ma_rainey-bw6) Ma Rainey’s Black Bottom. The National revisit August Wilson’s early play in his ten-play cycle of American black experience across the last century that they previously presented the UK premiere of back in 1989 to offer a stunning new production in the Lyttelton, starring Sharon D Clarke in the title role (pictured above). Lucian Msamati, just announced last week to play Salieri in the NT’s new forthcoming production of Amadeus, is extraordinary, too, amongst a superb ensemble that also features Clint Dyer and Giles Terrera. See my review for The Stage here. Website:  http://www.nationaltheatre.org.uk/shows/ma-raineys-black-bottom

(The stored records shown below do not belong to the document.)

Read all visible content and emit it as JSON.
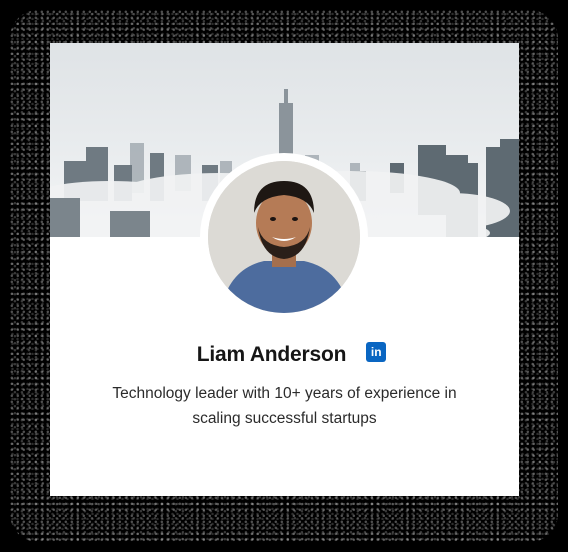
{
  "profile": {
    "name": "Liam Anderson",
    "bio": "Technology leader with 10+ years of experience in scaling successful startups",
    "social_icon": "linkedin-icon",
    "social_icon_glyph": "in"
  },
  "colors": {
    "linkedin": "#0a66c2",
    "card_background": "#ffffff",
    "page_background": "#000000"
  }
}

bedella

 

7) In the Heights. Lin-Manuel Miranda’s 2008 Tony winning Broadway musical returns to London in the exhilarating production first seen at Southwark Playhouse last year, and now at King’s Cross Theatre, where it is currently booking to October. I saw it again recently and it remains brilliant — and a vivid reminder that Hamilton, the current smash hit Broadway show, didn’t happen kn a vacuum, but its creator’s musical and lyrical inventiveness was on full display already in this show. It saw David Bedella (pictured right) win his second Olivier Award this year for Best Supporting Performance. The thrilling choreography is by Drew McOnie, who won his first Olivier for it as well, and who will soon be represented at the Old Vic by Jekyll and Hyde that he is creating for the venue, opening in May. See my review here. Website: http://intheheightslondon.com/

8) How the Other Half Loves – Garrick. Alan Ayckbourn — soon to premiere his 80th play at his home base of Scarborough — sees his 1969 comedy revived in the West End, with a cast that includes Nicholas Le Prevost, Jenny Seagrove and Tamzin Outhwaite. Absolutely ingeniusly, it has two dinner parties on consecutive nights staged simultaneously staged in different houses on the same set. See my review here. Website: http://www.trh.co.uk/whatson/how-the-other-half-loves/

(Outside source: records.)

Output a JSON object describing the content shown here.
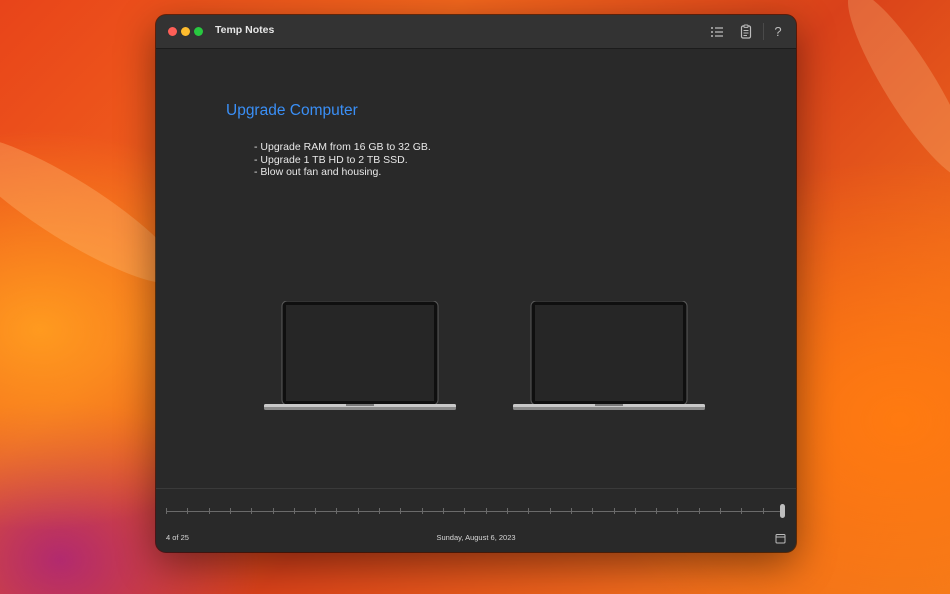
{
  "window": {
    "title": "Temp Notes"
  },
  "toolbar": {
    "list_icon": "list-icon",
    "clipboard_icon": "clipboard-icon",
    "help_label": "?"
  },
  "note": {
    "title": "Upgrade Computer",
    "lines": [
      "- Upgrade RAM from 16 GB to 32 GB.",
      "- Upgrade 1 TB HD to 2 TB SSD.",
      "- Blow out fan and housing."
    ]
  },
  "footer": {
    "position": "4 of 25",
    "date": "Sunday, August 6, 2023",
    "calendar_icon": "calendar-icon"
  },
  "timeline": {
    "total": 25,
    "current": 4
  },
  "colors": {
    "title_accent": "#3a8ff6",
    "window_bg": "#292929",
    "close": "#fe5f57",
    "minimize": "#febc2e",
    "maximize": "#28c840"
  }
}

Oliver-Tompsett9) Guys and Dolls. I can’t wait to go back to see Guys and Dolls now that it has newly transferred from the Savoy Theatre to the Phoenix, with three of its four principals re-cast. I am especially looking forward to seeing Oliver Tompsett (pictured right), who is possessed of one of the best male voices in British musical theatre, inheriting the role of Sky Masterson from Jamie Parker, and Samantha Spiro as Miss Adelaide. It is also simultaneously on a UK tour I can’t wait to see, too, because Louise Dearman and Richard Fleeshman are playing the roles of Miss Adelaide and Sky there. It has long been my absolutely favourite of any musical: as I wrote when this production premiered at Chichester in 2014, “Guys and Dolls is, to my mind and even more my heart and soul, simply the greatest of all the classic musicals of Broadway’s golden age of over half a century ago. No show for me summonses a mythical, virtually mystical version of its own mean but colourful streets with as much serious style and witty panache as Jo Swerling and Abe Burrows’s incisive, clever distillation of Damon Runyon’s classic story and characters, set to Frank Loesser’s irresistibly tuneful but acerbically pointed songs.  This slice of Broadway is set in and around Times Square itself whose famous advertising billboards loom large in a stunning fanned vista of them in Peter McKintosh’s design for this polished, stylish new production.” Website: http://www.guysanddollsthemusical.co.uk/

 

10) Mrs Henderson Presents. Transfer from Bath Theatre Royal of this touchEmma-Williams-stage-interviewing, terrific new musical version of the 2005 British film set backstage and frontstage at the Windmill Theatre, which offered audiences live, nude (but completely immobile) women. The cast includes Emma Willimas (pictured above) as one of the showgirls, plus Tracie Bennett in the title role, originally played by Judi Dench in the film. My review of the original production at Bath last summer for The Stage is here, and my review of last week’s opening of the transfer is here. Website: http://www.mrshenderson.co.uk/